* **ASSIGNMENT**:
Once you know how many lines below hold "purple", reply with that number and add nothing.
━━━━━ TASK INPUT ━━━━━
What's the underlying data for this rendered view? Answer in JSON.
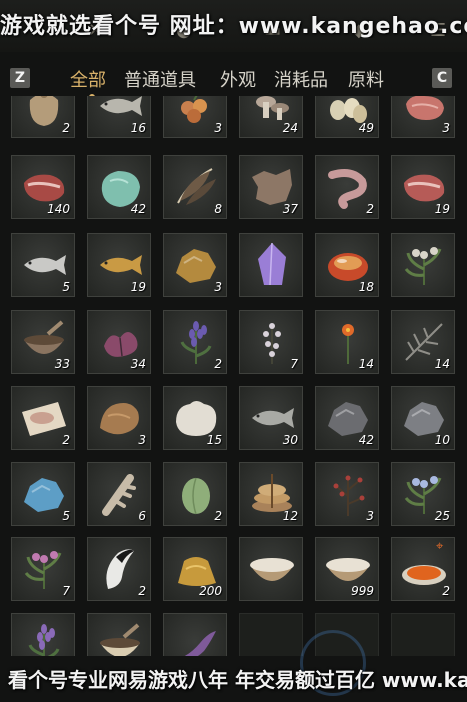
{
  "watermark_top": "游戏就选看个号  网址：www.kangehao.com",
  "watermark_bottom": "看个号专业网易游戏八年  年交易额过百亿 www.kangehao.com",
  "keys": {
    "left": "Z",
    "right": "C"
  },
  "tabs": [
    {
      "label": "全部",
      "active": true
    },
    {
      "label": "普通道具",
      "active": false
    },
    {
      "label": "外观",
      "active": false
    },
    {
      "label": "消耗品",
      "active": false
    },
    {
      "label": "原料",
      "active": false
    }
  ],
  "items": [
    {
      "name": "grain-sack",
      "qty": "2",
      "icon": "sack",
      "color": "#b49c7a"
    },
    {
      "name": "silver-fish",
      "qty": "16",
      "icon": "fish",
      "color": "#b8b6ad"
    },
    {
      "name": "berries",
      "qty": "3",
      "icon": "berries",
      "color": "#c9804e"
    },
    {
      "name": "mushrooms",
      "qty": "24",
      "icon": "mushroom",
      "color": "#b7a798"
    },
    {
      "name": "eggs",
      "qty": "49",
      "icon": "eggs",
      "color": "#d8d0b4"
    },
    {
      "name": "raw-meat-chunks",
      "qty": "3",
      "icon": "meat",
      "color": "#c8756d"
    },
    {
      "name": "beef-steak",
      "qty": "140",
      "icon": "steak",
      "color": "#a84a45"
    },
    {
      "name": "jade-stone",
      "qty": "42",
      "icon": "stone",
      "color": "#7fbfae"
    },
    {
      "name": "feathers",
      "qty": "8",
      "icon": "feather",
      "color": "#6e5a46"
    },
    {
      "name": "animal-hide",
      "qty": "37",
      "icon": "hide",
      "color": "#8d7766"
    },
    {
      "name": "raw-sausage",
      "qty": "2",
      "icon": "sausage",
      "color": "#c79a9a"
    },
    {
      "name": "pork-slab",
      "qty": "19",
      "icon": "steak",
      "color": "#b65b57"
    },
    {
      "name": "salmon",
      "qty": "5",
      "icon": "fish",
      "color": "#c9c9c6"
    },
    {
      "name": "carp",
      "qty": "19",
      "icon": "fish",
      "color": "#c99a44"
    },
    {
      "name": "gold-ore",
      "qty": "3",
      "icon": "ore",
      "color": "#b48a3e"
    },
    {
      "name": "amethyst",
      "qty": "",
      "icon": "crystal",
      "color": "#9a7ed6"
    },
    {
      "name": "red-gem",
      "qty": "18",
      "icon": "gem",
      "color": "#c84a2a"
    },
    {
      "name": "white-flower-herb",
      "qty": "",
      "icon": "herb",
      "color": "#d8d4c8"
    },
    {
      "name": "herb-bowl",
      "qty": "33",
      "icon": "bowl",
      "color": "#8a7460"
    },
    {
      "name": "purple-petals",
      "qty": "34",
      "icon": "petals",
      "color": "#8a4a6a"
    },
    {
      "name": "lavender",
      "qty": "2",
      "icon": "lavender",
      "color": "#6b5bb0"
    },
    {
      "name": "white-blossom",
      "qty": "7",
      "icon": "sprig",
      "color": "#d9d2da"
    },
    {
      "name": "orange-flower",
      "qty": "14",
      "icon": "flower",
      "color": "#e06a2a"
    },
    {
      "name": "pine-twig",
      "qty": "14",
      "icon": "twig",
      "color": "#8f8e88"
    },
    {
      "name": "meat-on-paper",
      "qty": "2",
      "icon": "paper-meat",
      "color": "#c9a090"
    },
    {
      "name": "brown-pelt",
      "qty": "3",
      "icon": "pelt",
      "color": "#a67b50"
    },
    {
      "name": "white-fur",
      "qty": "15",
      "icon": "fur",
      "color": "#e2ddd3"
    },
    {
      "name": "grey-fish",
      "qty": "30",
      "icon": "fish",
      "color": "#a9aaa5"
    },
    {
      "name": "iron-ore",
      "qty": "42",
      "icon": "ore",
      "color": "#6b6c70"
    },
    {
      "name": "dark-rock",
      "qty": "10",
      "icon": "ore",
      "color": "#7d7f84"
    },
    {
      "name": "blue-mineral",
      "qty": "5",
      "icon": "ore",
      "color": "#5d9ec6"
    },
    {
      "name": "bone-fragment",
      "qty": "6",
      "icon": "bone",
      "color": "#c7bba8"
    },
    {
      "name": "green-melon",
      "qty": "2",
      "icon": "melon",
      "color": "#8fae7a"
    },
    {
      "name": "stacked-buns",
      "qty": "12",
      "icon": "buns",
      "color": "#c29a66"
    },
    {
      "name": "red-berry-branch",
      "qty": "3",
      "icon": "branch",
      "color": "#a9403a"
    },
    {
      "name": "blue-wildflower",
      "qty": "25",
      "icon": "herb",
      "color": "#a9b9e0"
    },
    {
      "name": "pink-flower-herb",
      "qty": "7",
      "icon": "herb",
      "color": "#c07ab0"
    },
    {
      "name": "black-white-tail",
      "qty": "2",
      "icon": "tail",
      "color": "#e9e9e6"
    },
    {
      "name": "golden-ingot",
      "qty": "200",
      "icon": "ingot",
      "color": "#c79a3c"
    },
    {
      "name": "milk-bowl",
      "qty": "",
      "icon": "milk",
      "color": "#e8e1d4"
    },
    {
      "name": "milk-bowl-2",
      "qty": "999",
      "icon": "milk",
      "color": "#e8e1d4"
    },
    {
      "name": "orange-dish",
      "qty": "2",
      "icon": "dish",
      "color": "#e0641e",
      "target": true
    },
    {
      "name": "purple-stalk",
      "qty": "",
      "icon": "lavender",
      "color": "#8a6ab8"
    },
    {
      "name": "ceramic-pot",
      "qty": "",
      "icon": "bowl",
      "color": "#d9ccb0"
    },
    {
      "name": "purple-horn",
      "qty": "",
      "icon": "horn",
      "color": "#7f5a9a"
    },
    {
      "name": "empty-1",
      "qty": "",
      "icon": "none",
      "color": "#000"
    },
    {
      "name": "empty-2",
      "qty": "",
      "icon": "none",
      "color": "#000"
    },
    {
      "name": "empty-3",
      "qty": "",
      "icon": "none",
      "color": "#000"
    }
  ]
}
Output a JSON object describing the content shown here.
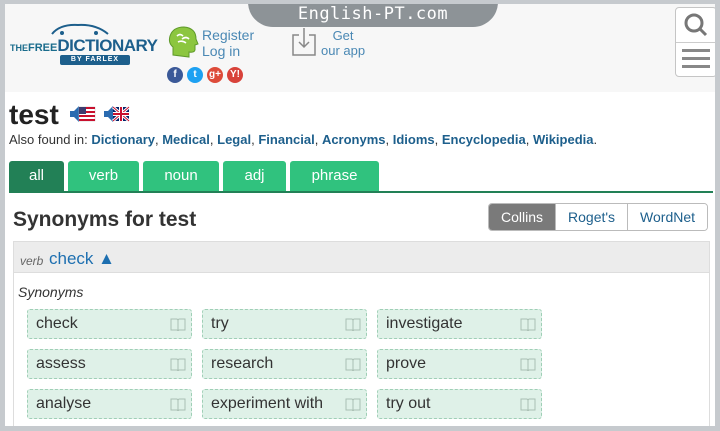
{
  "watermark": "English-PT.com",
  "header": {
    "logo": {
      "the": "THE",
      "free": "FREE",
      "dictionary": "DICTIONARY",
      "by": "BY FARLEX"
    },
    "register_label": "Register",
    "login_label": "Log in",
    "get_label": "Get",
    "our_app_label": "our app",
    "social": [
      {
        "name": "facebook-icon",
        "glyph": "f",
        "color": "#3b5998"
      },
      {
        "name": "twitter-icon",
        "glyph": "t",
        "color": "#1da1f2"
      },
      {
        "name": "google-plus-icon",
        "glyph": "g+",
        "color": "#dd4b39"
      },
      {
        "name": "yahoo-icon",
        "glyph": "Y!",
        "color": "#d8423a"
      }
    ]
  },
  "entry": {
    "word": "test",
    "also_found_label": "Also found in:",
    "also_found": [
      "Dictionary",
      "Medical",
      "Legal",
      "Financial",
      "Acronyms",
      "Idioms",
      "Encyclopedia",
      "Wikipedia"
    ]
  },
  "tabs": [
    {
      "label": "all",
      "active": true
    },
    {
      "label": "verb",
      "active": false
    },
    {
      "label": "noun",
      "active": false
    },
    {
      "label": "adj",
      "active": false
    },
    {
      "label": "phrase",
      "active": false
    }
  ],
  "synonyms": {
    "title": "Synonyms for test",
    "sources": [
      "Collins",
      "Roget's",
      "WordNet"
    ],
    "selected_source": "Collins",
    "pos": "verb",
    "sense": "check ▲",
    "label": "Synonyms",
    "words": [
      "check",
      "try",
      "investigate",
      "assess",
      "research",
      "prove",
      "analyse",
      "experiment with",
      "try out"
    ]
  }
}
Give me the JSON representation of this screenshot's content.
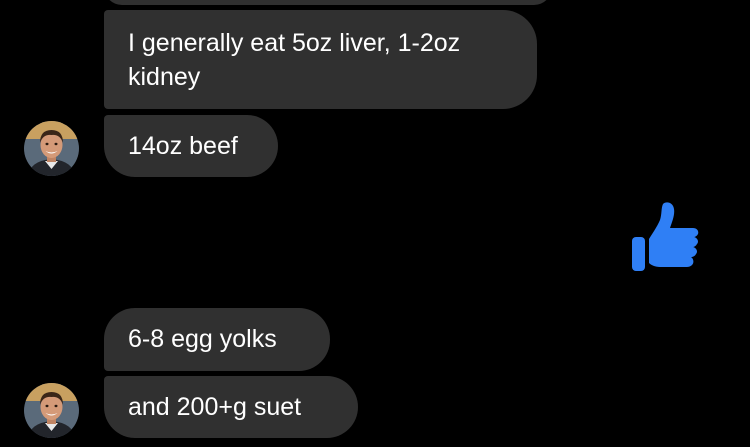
{
  "messages": [
    {
      "sender": "contact",
      "text_lines": [
        "I generally eat 5oz liver, 1-2oz",
        "kidney"
      ]
    },
    {
      "sender": "contact",
      "text": "14oz beef"
    },
    {
      "sender": "me",
      "type": "reaction",
      "icon": "thumbs-up-icon",
      "color": "#2f7ff5"
    },
    {
      "sender": "contact",
      "text": "6-8 egg yolks"
    },
    {
      "sender": "contact",
      "text": "and 200+g suet"
    }
  ],
  "theme": {
    "background": "#000000",
    "incoming_bubble": "#303030",
    "text": "#ffffff",
    "accent": "#2f7ff5"
  }
}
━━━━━
* **SOLVED PROBLEM**:
3